Website and app data records:
"""
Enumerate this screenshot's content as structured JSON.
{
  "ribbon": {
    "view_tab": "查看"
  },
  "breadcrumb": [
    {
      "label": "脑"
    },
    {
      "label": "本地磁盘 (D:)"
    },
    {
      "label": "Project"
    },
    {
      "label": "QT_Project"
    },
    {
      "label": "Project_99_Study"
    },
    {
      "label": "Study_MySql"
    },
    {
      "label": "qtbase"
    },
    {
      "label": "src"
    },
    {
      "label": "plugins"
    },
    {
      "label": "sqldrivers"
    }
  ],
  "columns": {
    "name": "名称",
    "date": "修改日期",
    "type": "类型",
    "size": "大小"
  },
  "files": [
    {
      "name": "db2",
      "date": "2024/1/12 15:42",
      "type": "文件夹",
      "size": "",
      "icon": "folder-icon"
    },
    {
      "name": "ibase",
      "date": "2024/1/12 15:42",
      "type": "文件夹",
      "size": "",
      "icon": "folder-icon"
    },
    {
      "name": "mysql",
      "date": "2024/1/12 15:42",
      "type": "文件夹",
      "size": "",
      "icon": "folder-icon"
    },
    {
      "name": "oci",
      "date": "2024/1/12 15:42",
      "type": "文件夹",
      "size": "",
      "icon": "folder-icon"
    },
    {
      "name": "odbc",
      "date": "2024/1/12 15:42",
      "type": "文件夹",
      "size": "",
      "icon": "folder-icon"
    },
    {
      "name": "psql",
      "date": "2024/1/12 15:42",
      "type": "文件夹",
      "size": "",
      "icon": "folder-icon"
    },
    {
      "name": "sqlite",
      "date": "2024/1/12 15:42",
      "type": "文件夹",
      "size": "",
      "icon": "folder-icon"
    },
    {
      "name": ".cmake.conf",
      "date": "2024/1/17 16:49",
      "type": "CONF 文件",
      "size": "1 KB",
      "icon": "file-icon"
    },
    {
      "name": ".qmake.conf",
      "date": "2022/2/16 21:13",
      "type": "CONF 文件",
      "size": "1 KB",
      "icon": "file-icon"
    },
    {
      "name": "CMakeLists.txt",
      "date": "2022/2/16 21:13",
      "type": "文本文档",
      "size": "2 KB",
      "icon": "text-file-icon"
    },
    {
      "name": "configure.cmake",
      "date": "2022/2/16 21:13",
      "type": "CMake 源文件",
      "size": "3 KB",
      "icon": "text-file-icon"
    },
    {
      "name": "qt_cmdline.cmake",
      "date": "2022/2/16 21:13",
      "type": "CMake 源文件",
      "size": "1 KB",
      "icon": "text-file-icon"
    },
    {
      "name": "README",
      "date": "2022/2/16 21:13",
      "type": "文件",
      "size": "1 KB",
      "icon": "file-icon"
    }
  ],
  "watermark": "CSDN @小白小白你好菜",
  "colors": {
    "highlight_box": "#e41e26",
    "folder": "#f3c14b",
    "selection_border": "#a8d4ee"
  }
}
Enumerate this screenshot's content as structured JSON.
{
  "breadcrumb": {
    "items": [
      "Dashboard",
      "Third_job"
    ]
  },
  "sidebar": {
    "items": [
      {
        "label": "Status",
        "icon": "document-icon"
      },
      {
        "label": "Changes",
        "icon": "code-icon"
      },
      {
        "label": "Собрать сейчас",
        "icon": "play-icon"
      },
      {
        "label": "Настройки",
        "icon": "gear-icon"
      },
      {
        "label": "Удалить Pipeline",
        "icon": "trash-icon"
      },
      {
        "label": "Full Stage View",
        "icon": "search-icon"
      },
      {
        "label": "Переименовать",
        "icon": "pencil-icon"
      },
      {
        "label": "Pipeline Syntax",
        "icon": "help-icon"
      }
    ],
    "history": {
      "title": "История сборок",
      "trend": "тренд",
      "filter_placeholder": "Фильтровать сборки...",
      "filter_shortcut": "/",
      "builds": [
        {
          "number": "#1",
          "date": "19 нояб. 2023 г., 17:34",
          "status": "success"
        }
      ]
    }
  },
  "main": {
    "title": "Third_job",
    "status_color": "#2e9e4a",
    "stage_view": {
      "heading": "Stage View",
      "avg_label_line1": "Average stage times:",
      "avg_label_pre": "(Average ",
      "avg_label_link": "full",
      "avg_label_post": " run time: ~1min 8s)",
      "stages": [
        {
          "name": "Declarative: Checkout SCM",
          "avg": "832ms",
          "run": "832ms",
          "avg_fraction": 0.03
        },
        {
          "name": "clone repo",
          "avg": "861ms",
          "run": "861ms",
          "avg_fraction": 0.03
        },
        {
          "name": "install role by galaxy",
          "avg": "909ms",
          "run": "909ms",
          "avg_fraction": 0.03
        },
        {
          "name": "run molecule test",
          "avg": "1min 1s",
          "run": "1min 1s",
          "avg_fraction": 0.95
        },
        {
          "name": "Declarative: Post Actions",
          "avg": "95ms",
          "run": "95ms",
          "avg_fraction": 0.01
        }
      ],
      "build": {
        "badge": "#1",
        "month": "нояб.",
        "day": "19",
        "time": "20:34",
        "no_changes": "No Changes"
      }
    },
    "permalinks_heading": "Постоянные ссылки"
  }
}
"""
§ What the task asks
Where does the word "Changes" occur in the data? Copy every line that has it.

§ Completed exercise
        "label": "Changes",
        "no_changes": "No Changes"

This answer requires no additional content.